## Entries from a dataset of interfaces
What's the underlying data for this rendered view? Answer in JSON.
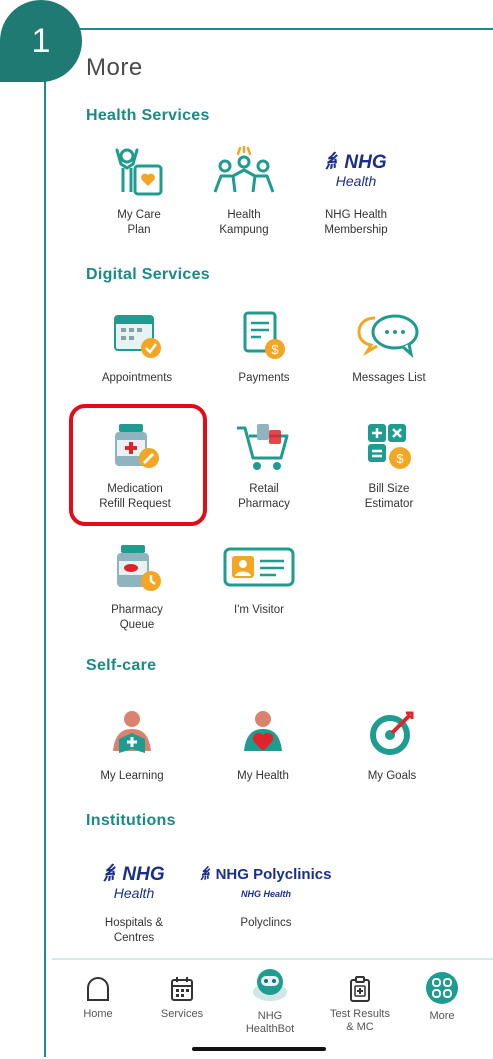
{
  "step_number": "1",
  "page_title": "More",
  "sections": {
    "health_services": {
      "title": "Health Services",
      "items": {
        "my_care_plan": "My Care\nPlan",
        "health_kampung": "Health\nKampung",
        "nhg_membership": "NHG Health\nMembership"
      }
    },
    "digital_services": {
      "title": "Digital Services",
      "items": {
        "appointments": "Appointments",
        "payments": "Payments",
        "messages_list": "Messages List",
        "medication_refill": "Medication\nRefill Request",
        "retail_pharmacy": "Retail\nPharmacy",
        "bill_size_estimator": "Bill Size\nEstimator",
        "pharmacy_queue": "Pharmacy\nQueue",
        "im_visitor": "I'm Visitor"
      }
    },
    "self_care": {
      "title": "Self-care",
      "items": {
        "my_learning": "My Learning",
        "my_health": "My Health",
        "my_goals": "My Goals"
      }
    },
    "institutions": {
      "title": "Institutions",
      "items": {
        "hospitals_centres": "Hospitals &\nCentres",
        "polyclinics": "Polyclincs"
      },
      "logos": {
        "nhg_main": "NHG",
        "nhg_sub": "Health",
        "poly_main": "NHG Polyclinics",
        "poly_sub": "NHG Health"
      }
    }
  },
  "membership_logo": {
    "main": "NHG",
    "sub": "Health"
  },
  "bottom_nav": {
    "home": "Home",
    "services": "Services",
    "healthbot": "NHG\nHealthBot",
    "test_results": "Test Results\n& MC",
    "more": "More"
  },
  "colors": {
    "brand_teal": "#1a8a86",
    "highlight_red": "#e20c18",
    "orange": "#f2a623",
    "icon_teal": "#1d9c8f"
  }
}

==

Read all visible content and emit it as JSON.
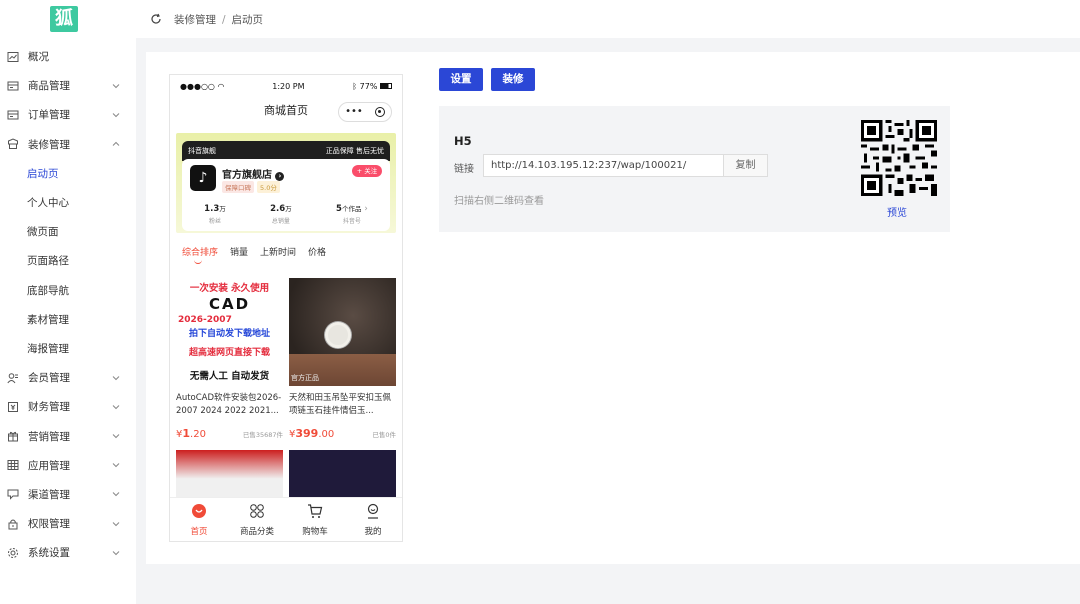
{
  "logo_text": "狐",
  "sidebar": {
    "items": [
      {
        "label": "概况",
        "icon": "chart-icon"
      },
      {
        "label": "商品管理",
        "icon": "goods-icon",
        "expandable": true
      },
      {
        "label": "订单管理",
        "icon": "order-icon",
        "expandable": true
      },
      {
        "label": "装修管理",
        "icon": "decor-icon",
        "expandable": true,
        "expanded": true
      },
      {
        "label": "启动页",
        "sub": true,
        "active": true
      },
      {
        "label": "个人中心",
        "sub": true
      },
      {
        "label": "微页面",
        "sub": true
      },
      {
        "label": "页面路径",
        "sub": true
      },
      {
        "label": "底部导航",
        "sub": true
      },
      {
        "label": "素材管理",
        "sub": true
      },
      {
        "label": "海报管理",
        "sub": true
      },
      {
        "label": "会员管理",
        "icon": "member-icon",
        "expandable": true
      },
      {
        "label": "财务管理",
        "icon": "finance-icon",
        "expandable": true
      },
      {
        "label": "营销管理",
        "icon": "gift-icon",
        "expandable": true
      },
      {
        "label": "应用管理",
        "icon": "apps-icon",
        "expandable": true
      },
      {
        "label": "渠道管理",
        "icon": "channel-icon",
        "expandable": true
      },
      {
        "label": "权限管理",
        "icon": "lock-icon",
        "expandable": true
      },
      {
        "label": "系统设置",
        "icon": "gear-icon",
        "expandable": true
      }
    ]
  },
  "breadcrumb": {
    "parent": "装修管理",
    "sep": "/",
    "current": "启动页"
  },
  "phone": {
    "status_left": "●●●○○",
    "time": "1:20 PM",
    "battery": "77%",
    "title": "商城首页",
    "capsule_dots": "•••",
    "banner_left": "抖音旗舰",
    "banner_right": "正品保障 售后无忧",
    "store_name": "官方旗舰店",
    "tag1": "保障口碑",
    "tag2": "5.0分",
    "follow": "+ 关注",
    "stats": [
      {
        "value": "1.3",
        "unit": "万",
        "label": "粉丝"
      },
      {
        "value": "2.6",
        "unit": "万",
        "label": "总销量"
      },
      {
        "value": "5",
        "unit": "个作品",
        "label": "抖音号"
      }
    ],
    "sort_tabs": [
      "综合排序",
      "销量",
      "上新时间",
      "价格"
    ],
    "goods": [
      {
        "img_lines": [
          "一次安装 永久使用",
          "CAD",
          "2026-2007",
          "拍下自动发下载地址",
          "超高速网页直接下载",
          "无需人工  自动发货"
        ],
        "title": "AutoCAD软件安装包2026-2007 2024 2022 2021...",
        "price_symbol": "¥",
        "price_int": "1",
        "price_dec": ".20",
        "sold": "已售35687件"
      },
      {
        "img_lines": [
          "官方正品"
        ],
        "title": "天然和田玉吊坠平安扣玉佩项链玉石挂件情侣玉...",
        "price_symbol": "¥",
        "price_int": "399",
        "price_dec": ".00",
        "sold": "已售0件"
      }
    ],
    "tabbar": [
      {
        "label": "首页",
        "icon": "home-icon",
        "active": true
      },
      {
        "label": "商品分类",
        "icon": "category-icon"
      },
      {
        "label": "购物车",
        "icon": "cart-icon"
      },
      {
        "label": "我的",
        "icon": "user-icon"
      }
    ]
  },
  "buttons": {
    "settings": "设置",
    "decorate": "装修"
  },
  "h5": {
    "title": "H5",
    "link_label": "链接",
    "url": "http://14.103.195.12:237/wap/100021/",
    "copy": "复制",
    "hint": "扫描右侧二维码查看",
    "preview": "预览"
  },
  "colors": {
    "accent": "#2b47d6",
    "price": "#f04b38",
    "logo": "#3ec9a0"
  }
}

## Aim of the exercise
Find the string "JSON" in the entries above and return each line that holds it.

## Result of the task
What's the underlying data for this rendered view? Answer in JSON.
Read all visible content and emit it as JSON.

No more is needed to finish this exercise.